Material for this task
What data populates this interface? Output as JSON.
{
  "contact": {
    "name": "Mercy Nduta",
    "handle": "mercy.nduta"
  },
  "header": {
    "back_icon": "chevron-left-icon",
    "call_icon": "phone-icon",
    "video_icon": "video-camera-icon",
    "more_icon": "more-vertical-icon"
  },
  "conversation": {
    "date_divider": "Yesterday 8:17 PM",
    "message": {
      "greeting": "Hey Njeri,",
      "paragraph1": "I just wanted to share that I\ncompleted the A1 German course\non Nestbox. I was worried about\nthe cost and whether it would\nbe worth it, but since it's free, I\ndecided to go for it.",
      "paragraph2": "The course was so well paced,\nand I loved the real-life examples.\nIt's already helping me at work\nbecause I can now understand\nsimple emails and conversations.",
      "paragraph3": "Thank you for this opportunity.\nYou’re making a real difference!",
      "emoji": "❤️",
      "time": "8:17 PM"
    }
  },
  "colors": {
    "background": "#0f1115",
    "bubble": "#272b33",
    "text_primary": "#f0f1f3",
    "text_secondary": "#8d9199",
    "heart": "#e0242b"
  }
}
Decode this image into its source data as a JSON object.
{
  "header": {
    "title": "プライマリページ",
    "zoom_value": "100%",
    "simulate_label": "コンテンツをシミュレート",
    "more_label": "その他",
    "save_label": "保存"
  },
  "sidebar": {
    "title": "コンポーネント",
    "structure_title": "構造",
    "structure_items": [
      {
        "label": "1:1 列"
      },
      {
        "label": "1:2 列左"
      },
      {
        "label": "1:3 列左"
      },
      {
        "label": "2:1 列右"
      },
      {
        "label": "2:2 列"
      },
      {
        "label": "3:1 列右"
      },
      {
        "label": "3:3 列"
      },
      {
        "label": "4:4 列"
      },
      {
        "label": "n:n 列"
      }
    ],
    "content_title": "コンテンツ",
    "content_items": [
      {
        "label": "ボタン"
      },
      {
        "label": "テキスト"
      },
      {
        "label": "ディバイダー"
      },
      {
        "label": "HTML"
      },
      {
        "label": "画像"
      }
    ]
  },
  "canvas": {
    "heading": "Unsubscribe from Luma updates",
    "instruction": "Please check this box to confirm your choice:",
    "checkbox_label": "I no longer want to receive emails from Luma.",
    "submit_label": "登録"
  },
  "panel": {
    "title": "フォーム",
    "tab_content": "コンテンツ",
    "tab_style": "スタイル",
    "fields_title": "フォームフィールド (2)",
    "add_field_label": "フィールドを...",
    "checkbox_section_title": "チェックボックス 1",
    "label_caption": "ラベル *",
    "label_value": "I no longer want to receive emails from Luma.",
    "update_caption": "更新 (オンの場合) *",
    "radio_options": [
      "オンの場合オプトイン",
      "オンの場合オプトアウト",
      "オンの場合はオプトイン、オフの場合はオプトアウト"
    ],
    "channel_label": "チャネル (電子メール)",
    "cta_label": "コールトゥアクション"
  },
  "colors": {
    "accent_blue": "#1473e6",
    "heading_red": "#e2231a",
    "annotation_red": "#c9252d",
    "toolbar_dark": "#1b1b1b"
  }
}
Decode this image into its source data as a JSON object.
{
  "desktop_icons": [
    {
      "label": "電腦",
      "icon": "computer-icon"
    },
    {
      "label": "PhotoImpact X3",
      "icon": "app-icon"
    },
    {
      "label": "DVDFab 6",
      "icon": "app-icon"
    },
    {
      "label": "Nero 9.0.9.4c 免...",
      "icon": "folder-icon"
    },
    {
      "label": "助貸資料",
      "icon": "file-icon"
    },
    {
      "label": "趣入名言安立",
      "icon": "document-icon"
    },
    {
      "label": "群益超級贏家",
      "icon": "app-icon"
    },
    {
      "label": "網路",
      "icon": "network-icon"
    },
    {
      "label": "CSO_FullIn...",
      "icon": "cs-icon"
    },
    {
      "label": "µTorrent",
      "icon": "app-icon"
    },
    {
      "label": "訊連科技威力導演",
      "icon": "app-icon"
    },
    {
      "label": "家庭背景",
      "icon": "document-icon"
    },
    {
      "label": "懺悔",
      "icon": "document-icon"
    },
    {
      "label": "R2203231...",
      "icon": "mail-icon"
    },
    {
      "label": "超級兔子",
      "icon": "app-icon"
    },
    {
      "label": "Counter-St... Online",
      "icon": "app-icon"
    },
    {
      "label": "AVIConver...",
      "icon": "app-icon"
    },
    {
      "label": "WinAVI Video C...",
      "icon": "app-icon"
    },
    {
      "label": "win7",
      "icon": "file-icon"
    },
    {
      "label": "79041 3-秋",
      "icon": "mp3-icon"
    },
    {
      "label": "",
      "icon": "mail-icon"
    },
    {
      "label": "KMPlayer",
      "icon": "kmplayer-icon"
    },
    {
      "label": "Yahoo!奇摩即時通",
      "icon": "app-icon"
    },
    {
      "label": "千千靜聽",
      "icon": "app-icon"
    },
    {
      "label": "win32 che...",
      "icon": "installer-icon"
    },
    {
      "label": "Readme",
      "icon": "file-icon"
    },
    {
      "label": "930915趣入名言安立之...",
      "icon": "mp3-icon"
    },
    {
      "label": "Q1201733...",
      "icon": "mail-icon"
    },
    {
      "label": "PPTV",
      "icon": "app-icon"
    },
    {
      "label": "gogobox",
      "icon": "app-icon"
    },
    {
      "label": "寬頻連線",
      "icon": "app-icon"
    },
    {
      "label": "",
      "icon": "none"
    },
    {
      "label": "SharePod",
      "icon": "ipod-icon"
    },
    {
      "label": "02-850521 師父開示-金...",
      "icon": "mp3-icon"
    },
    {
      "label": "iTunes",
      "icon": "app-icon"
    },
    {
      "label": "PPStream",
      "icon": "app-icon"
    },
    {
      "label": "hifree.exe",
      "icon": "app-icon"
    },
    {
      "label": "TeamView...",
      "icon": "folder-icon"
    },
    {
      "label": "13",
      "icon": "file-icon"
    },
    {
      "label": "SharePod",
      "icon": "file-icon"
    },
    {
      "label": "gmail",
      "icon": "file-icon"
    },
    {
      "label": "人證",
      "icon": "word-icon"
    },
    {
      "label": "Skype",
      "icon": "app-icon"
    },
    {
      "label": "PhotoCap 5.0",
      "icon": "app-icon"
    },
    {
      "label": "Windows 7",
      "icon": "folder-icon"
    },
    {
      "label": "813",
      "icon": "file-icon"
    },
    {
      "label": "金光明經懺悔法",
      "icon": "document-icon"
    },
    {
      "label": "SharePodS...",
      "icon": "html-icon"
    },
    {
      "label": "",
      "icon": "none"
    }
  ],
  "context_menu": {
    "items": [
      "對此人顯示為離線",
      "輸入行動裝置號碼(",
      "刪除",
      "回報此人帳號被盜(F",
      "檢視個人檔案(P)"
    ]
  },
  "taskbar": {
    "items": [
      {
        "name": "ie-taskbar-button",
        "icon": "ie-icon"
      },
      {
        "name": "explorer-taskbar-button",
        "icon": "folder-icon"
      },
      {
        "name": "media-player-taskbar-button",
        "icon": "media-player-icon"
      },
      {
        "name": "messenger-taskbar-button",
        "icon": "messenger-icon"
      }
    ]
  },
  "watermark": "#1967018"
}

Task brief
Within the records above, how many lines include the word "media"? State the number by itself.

Written response
2